After surviving some of the most intense fighting in the Pacific and earning a number of decorations, Bauer went on to achieve massive success on the baseball field in the decades after the war.
Bauer was born in East St. Louis, Illinois, in 1922. He was the youngest child of an Austrian immigrant family, and had eight older siblings. His father lost his leg in an aluminum mill accident, and the family found themselves in a situation of such dire poverty that Hank and his siblings had to wear old feed sacks as clothes.
Far from stewing in misery and despair about his circumstances growing up, however, Bauer was determined to work his way out of poverty and make a success of his life. From an early age it became obvious that he was a gifted athlete, and he excelled at both baseball and basketball.
After graduating from school in 1941, he took a job repairing furnaces at a beer-bottling plant. His brother, also a talented baseball player who had gotten into the Minor League, was able to get Hank a professional tryout. His tryout went well, and Hank was offered a contract with the Oshkosh Giants.
Just when it seemed that Hank was about to step into the professional baseball career he had always dreamed of, though, something happened that would change his life, and the lives of many other Americans: the attack on Pearl Harbor in December 1941.

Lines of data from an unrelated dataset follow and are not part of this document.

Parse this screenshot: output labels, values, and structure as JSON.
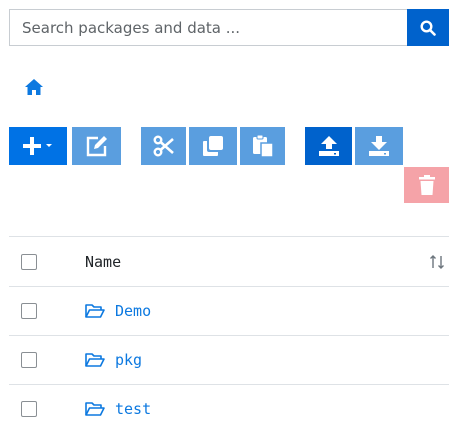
{
  "search": {
    "placeholder": "Search packages and data ...",
    "value": ""
  },
  "toolbar": {
    "buttons": [
      {
        "name": "add-button",
        "icon": "plus-caret-icon"
      },
      {
        "name": "edit-button",
        "icon": "edit-icon"
      },
      {
        "name": "cut-button",
        "icon": "scissors-icon"
      },
      {
        "name": "copy-button",
        "icon": "copy-icon"
      },
      {
        "name": "paste-button",
        "icon": "paste-icon"
      },
      {
        "name": "upload-button",
        "icon": "upload-icon"
      },
      {
        "name": "download-button",
        "icon": "download-icon"
      },
      {
        "name": "delete-button",
        "icon": "trash-icon"
      }
    ]
  },
  "table": {
    "header": {
      "name": "Name"
    },
    "rows": [
      {
        "name": "Demo"
      },
      {
        "name": "pkg"
      },
      {
        "name": "test"
      }
    ]
  },
  "colors": {
    "primary": "#0072e5",
    "primary_dark": "#0062cc",
    "muted": "#5a9edf",
    "danger_muted": "#f5a3a8",
    "link": "#0d79e0"
  }
}
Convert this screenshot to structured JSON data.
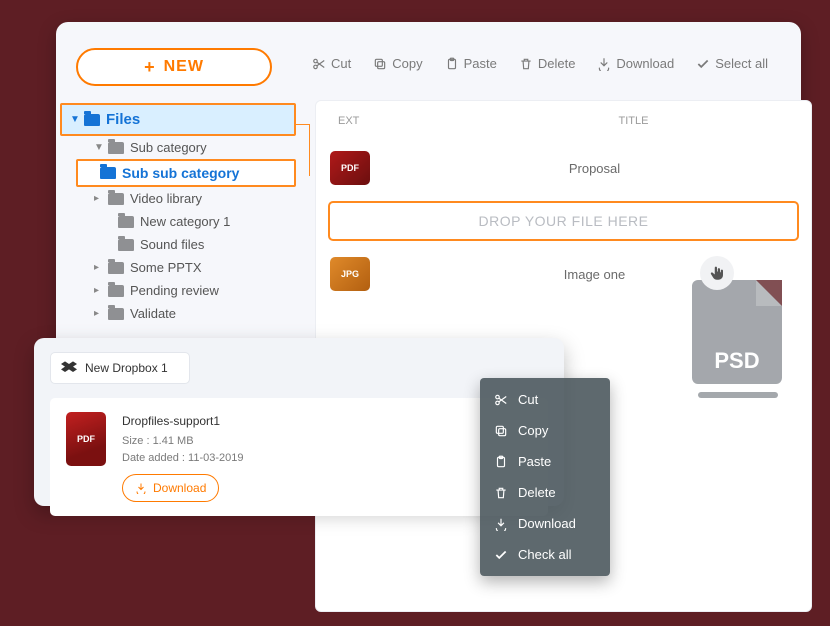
{
  "new_button_label": "NEW",
  "toolbar": {
    "cut": "Cut",
    "copy": "Copy",
    "paste": "Paste",
    "delete": "Delete",
    "download": "Download",
    "select_all": "Select all"
  },
  "tree": {
    "root": "Files",
    "items": [
      "Sub category",
      "Sub sub category",
      "Video library",
      "New category 1",
      "Sound files",
      "Some PPTX",
      "Pending review",
      "Validate"
    ]
  },
  "file_list": {
    "headers": {
      "ext": "EXT",
      "title": "TITLE"
    },
    "rows": [
      {
        "ext": "PDF",
        "title": "Proposal"
      },
      {
        "ext": "JPG",
        "title": "Image one"
      }
    ],
    "dropzone": "DROP YOUR FILE HERE"
  },
  "psd_label": "PSD",
  "dropbox_card": {
    "title": "New Dropbox 1",
    "file": {
      "name": "Dropfiles-support1",
      "ext": "PDF",
      "size_label": "Size : 1.41 MB",
      "date_label": "Date added : 11-03-2019",
      "download": "Download"
    }
  },
  "context_menu": {
    "cut": "Cut",
    "copy": "Copy",
    "paste": "Paste",
    "delete": "Delete",
    "download": "Download",
    "check_all": "Check all"
  }
}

A month after the Japanese attacked Pearl Harbor, Bauer enlisted in the Marine Corps and initially served with the 4th Raider Battalion. Pretty much as soon as he arrived in the South Pacific, he contracted malaria.
This was not going to be the first time he contracted the disease – he would end up contracting malaria another twenty-three times. Just as he had dealt with any other hardships life had previously thrown his way, he simply gritted his teeth and fought through it without a word of complaint.
His first taste of battle came in early 1943, when he reached the vicinity of Guadalcanal, where a large-scale battle between Allied Forces and the Japanese had been raging since late 1942. He and his fellow Marines had to fight in the dense jungle on the islands of New Georgia northwest of Guadalcanal, a campaign Bauer called “indescribable – the worst [place he had] ever seen.”
After this, the Raider regiments were absorbed into regular Marine units, and Bauer served with the 2nd Battalion 4th Marines, part of the 6th Marine Division. He fought on the islands of Emirau in Papua New Guinea, and then on Guam, where he received his first wound after being hit with shrapnel.
While he was decorated with the Purple Heart for his injuries, he would end up keeping another souvenir of this battle for many years: some pieces of shrapnel stayed in his body, and would end up being picked out of his back by his Yankee teammates in locker rooms many years later.
After Guam Bauer, who was now a sergeant, and his Marines joined the Battle of Okinawa, which would turn out to be the bloodiest and one of the most ferocious battles of the entire Pacific theater of war. Bauer commanded a platoon of sixty-four Marines, of which only six men – including Bauer – survived the intense fighting.
Bauer fought on for fifty-three days before he was wounded by shrapnel once again. This time it was serious enough to result in his being sent back to the U.S. to recover from his injuries.
While he was recuperating stateside, the U.S. dropped atomic bombs on Hiroshima and Nagasaki, thus forcing the Japanese to surrender. When Bauer had healed and was sent back to his unit, he spent the remainder of his military service on occupation duty in Japan. He ended up being decorated with the Navy Commendation Medal, two Purple Hearts, and two Bronze Stars.
Owing to his war wounds, Bauer didn’t really think that he stood much chance of resuming his baseball career, but, as he had done with everything in his life, he gave it a shot anyway. A Yankees scout remembered Bauer from before the war, and signed him to the Quincy Gems, the Yankees’ farm team, in 1946. With his talent and determination, Bauer worked his way up.
In 1948 he was called up to the Majors – and the rest was history. Bauer ended up being named an all-star three times, and finished his Major League career with a batting average of .277. He once had a seventeen game hitting streak.
Even when he quit playing, he moved on to coaching and managing. He ended up as the manager of the Baltimore Orioles, which he led to a World Series championship in 1966.
Hank Bauer passed away in 2007 at the age of eighty-four, and will not only be remembered for his success as a baseball player and manager, but also for the grit, valor and determination he showed as a Marine during the Second World War.